This and numerous other instances, including your own inadvertent confessions and written evidence shared with me by others, has me quite convinced that you have and are continuing to engage in dialogue, behind my back, that is offensively unfair and egregiously damaging.... while attempting to convince me, while in person, that you care for me and want us to be close.
Now, you have invited me to your upcoming wedding celebration. I have declined on the basis of this glaring evidence of wrong doing and malice towards me... combined with your consistent refusal or avoidance of the suggestions and opportunities I have requested to talk this through and get to the bottom of it.
Since you seem unwilling to accept my reservations about attending your wedding, and since I care about you and want to be supportive, without silently endorsing accusations made against me by showing up as if there is nothing wrong between us, I suggest that I come with a grey ribbon on my lapel. It will represent my acceptance of your choice not to discuss what you don't want to discuss, and my desire that my attendance and good nature at the wedding not be inappropriately construed to mean that no outstanding issues remain between us to be resolved.
This is called the Grey Ribbon Technique. It has been recommended for situations that I believe to be much like ours. If you would like to learn more bout how it is recommended to be used you can learn more here "inSite21.com/greyribbon"; I would very much appreciate your feedback and learning if you agree that it applies to our situation.

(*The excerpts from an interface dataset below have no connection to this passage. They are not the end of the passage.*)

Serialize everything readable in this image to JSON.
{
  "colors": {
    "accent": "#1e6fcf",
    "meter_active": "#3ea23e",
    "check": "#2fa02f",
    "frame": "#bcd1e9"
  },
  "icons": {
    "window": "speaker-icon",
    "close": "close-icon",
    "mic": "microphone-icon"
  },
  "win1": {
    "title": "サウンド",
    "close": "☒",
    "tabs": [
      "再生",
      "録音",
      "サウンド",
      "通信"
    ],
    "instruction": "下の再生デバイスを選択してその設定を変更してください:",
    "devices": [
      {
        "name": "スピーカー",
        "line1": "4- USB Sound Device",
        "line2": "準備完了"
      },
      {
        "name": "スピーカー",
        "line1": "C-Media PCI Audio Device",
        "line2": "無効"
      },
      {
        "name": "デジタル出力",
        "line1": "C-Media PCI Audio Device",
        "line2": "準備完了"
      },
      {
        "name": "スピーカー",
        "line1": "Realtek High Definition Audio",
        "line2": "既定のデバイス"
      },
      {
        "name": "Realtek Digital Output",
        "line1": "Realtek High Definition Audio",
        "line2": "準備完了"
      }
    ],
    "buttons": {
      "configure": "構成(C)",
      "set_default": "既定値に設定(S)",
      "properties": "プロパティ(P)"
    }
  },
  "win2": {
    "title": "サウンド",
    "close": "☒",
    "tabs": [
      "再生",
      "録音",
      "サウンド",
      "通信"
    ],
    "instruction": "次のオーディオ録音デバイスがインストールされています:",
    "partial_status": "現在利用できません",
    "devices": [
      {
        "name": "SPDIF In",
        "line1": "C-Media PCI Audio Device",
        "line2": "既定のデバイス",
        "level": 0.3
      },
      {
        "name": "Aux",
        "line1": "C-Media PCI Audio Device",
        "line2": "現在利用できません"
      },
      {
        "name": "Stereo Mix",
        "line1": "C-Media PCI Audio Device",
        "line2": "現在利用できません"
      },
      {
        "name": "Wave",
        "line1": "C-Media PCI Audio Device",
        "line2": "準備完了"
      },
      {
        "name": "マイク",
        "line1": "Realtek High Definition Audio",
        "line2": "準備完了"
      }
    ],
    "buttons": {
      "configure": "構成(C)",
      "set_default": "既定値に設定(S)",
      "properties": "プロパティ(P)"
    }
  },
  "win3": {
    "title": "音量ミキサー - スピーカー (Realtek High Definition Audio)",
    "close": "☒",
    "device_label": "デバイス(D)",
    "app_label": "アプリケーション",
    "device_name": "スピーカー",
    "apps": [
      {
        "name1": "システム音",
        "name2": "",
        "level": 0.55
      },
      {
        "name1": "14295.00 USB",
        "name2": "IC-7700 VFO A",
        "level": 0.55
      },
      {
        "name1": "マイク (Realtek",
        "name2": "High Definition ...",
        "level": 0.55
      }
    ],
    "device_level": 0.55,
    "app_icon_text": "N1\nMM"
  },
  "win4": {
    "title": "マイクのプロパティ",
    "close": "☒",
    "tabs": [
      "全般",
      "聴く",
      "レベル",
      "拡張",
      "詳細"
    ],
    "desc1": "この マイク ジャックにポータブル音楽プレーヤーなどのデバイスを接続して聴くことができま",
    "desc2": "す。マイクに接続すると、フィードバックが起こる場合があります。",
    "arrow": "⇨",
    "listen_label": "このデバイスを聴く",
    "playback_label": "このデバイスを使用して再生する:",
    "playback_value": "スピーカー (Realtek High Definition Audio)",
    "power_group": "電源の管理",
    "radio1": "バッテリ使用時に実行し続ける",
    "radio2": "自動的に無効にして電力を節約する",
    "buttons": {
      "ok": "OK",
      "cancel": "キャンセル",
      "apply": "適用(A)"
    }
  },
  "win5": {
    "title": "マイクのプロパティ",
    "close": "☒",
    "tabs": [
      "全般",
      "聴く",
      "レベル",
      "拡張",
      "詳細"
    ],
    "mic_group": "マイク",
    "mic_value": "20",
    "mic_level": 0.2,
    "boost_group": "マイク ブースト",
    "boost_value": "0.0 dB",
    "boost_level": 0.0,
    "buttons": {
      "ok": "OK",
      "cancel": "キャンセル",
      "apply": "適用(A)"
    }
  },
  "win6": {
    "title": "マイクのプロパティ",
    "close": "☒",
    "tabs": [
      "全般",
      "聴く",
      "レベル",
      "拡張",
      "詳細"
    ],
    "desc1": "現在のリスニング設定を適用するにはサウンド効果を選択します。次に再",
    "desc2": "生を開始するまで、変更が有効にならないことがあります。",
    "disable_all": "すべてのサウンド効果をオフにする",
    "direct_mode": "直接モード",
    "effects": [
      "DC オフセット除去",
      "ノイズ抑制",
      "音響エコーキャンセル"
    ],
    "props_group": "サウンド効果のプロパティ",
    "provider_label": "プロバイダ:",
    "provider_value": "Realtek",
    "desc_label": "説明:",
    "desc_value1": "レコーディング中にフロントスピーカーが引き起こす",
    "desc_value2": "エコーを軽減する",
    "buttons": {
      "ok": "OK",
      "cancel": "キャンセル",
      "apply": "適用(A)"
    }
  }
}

If you remain steadfast in your desire that I come to your wedding, in the absence of these matters being resolved, I am happy to come and be a good natured part of the celebration with a grey ribbon on my lapel. If anyone asks about it, I will make a friendly light diversionary comment like "it's Raiders Colors"... since it's none of their business and the point is not to make you feel awkward on your wedding day.
If you believe the ribbon on my lapel would be too awkward for you, I am happy to not come to your wedding out of deference to your feelings.
Sending Kyle a link to the Grey Ribbon Technique pages, with that explanation, is quite a different thing than just abruptly telling him to go there without any idea why you would suggest such a thing. Using this grey ribbon technique puts a profoundly effective "check" on manipulative avoidance of conversations about abusive two faced backstabbing and gas lighting.
It appears that the contributor presumed that Kyle would simply be slapped in the face with the grey ribbon with no explanation, which is clearly a conclusion about our proposal that is unwarranted by anything said in the proposal.
As to the "characterization [of] complete innocence" referred to by the contributor.... There is no such characterization in anything presented. That suggestion smuggles a notion of piety and hypocrisy into the consideration of our proposal that is more reflective of the contributors own bias, than anything found in our proposal.
We do not nor should you profess innocence of anything that might contribute to difficulties in conversation. We do, however, profess adherence to certain values that compel a duty to moral accountability, even where our conversational imperfections may not contribute to that being the most comfortable experience.
We have little respect for the justification of avoidance of accountability for serious offenses, on the basis of the awkwardness that exposing ones self to the well deserved criticism, disappointment, and resulting conversational imperfections that are likely to be part of that experience, might bring.